44 Charles Street: A Novel

44 Charles Street: A  Novel - Danielle Steel I have wanted to read this book for quite some time… ever since I saw this book at somebody’s house and the cover had this catch line –“What makes a house… Home?” I have to admit that it was that one line that kept playing on my mind and when I received my review copy, I directly plunged into it without even reading the back cover.

Francesca Thayer is the owner of a struggling art gallery and 44, Charles Street. When her relationship falls apart and she is left with a mortgage that she is struggling to pay. As a desperate attempt to regain control of her life, Francesca decides to take in boarders to supplement her income and help pay the mortgage.
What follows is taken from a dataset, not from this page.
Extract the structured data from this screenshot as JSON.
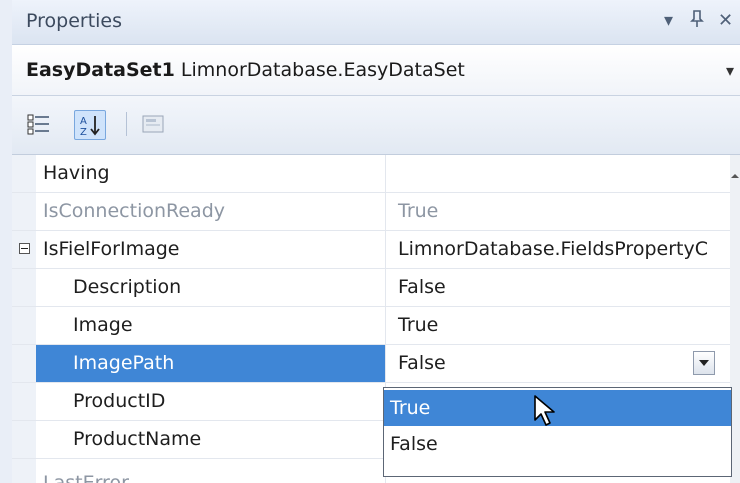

Soon she realises that her tenants have become more than just tenants as she gets involved in their lives just as they get involved in hers. Eileen, a schoolteacher decides to try the precarious world of online dating. Chris is continuously juggling between his job, parenting and the custody battle of his seven year old son. And then there is Marya, a cookbook author looking for a fresh start after the death of her husband. From chaos to peace, from heartbreak to laughter – 44, Charles Street makes a transition from being a house to a home.

The characters are the bright spot of this book. Though I do not agree with a lot of their actions, I do have to admit that they did grow on me. I also did like the basic concept of the plot. But, reading quite a few Danielle Steele Novels in quick succession, I am starting to see a pattern in her novels – and that is repetition. I find that the ‘repetitive’ aspect of her novels (see my recent review of ‘A Good Woman’) actually slows down the pace of the novel. Sometimes it feel like the author is treating the readers like a child, telling us ‘Remember I told you A is for Apple and it is a fruit? So, A is for Apple, it is a fruit and it is red in colour’.

As a reader, if you can get beyond this pattern, 44 Charles Street can still leave you feeling a bit dazed with its confusing messages. On one hand, the author leaves no doubt in readers’ mind about exactly how dangerous online dating can be. And on the other hand the author also portrays her characters cheating on their partners in some way or the other by giving them some warped logic – that makes you think that hooking up with strangers gotta be less risky.

I am sorry to say that I was deeply disappointed with this book. It had a great premise and great potential – but the end product was not that great.